Task brief
Pull every line with the word "value" out of the entries below.

····················

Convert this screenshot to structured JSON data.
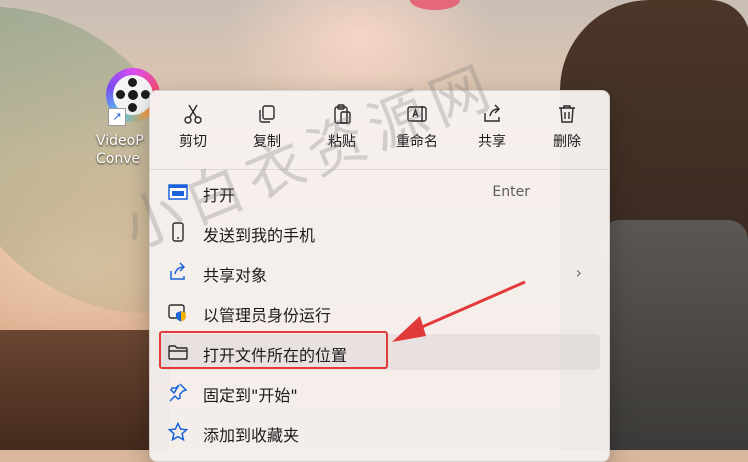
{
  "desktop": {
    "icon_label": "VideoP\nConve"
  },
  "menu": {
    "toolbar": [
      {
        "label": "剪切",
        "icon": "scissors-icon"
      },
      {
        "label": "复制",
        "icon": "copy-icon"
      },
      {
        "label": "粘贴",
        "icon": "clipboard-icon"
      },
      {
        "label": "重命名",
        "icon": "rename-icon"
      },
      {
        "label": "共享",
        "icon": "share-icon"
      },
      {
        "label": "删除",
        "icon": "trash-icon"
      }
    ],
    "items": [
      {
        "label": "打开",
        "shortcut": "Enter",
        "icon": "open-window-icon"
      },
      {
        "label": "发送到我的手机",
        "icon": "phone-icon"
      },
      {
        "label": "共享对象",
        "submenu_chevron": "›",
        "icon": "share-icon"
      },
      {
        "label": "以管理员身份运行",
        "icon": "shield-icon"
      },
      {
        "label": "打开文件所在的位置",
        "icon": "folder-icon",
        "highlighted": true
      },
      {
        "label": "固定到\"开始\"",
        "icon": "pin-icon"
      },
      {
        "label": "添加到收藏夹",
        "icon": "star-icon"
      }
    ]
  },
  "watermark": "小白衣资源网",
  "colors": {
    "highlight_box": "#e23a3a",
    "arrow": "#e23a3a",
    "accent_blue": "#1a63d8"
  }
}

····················

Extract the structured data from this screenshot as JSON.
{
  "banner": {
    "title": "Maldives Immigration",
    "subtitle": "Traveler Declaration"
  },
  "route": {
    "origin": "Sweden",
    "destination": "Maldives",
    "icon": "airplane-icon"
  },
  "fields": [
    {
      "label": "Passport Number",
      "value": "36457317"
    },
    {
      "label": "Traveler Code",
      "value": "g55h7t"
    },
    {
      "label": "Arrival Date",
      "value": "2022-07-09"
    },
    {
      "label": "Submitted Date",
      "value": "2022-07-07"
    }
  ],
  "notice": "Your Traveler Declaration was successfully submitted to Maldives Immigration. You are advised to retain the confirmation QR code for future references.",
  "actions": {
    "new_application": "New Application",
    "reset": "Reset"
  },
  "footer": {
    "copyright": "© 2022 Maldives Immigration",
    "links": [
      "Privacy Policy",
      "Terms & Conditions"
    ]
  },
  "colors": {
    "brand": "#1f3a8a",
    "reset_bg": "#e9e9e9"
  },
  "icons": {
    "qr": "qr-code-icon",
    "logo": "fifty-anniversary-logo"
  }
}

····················

Task answer
      "value": "36457317"
      "value": "g55h7t"
      "value": "2022-07-09"
      "value": "2022-07-07"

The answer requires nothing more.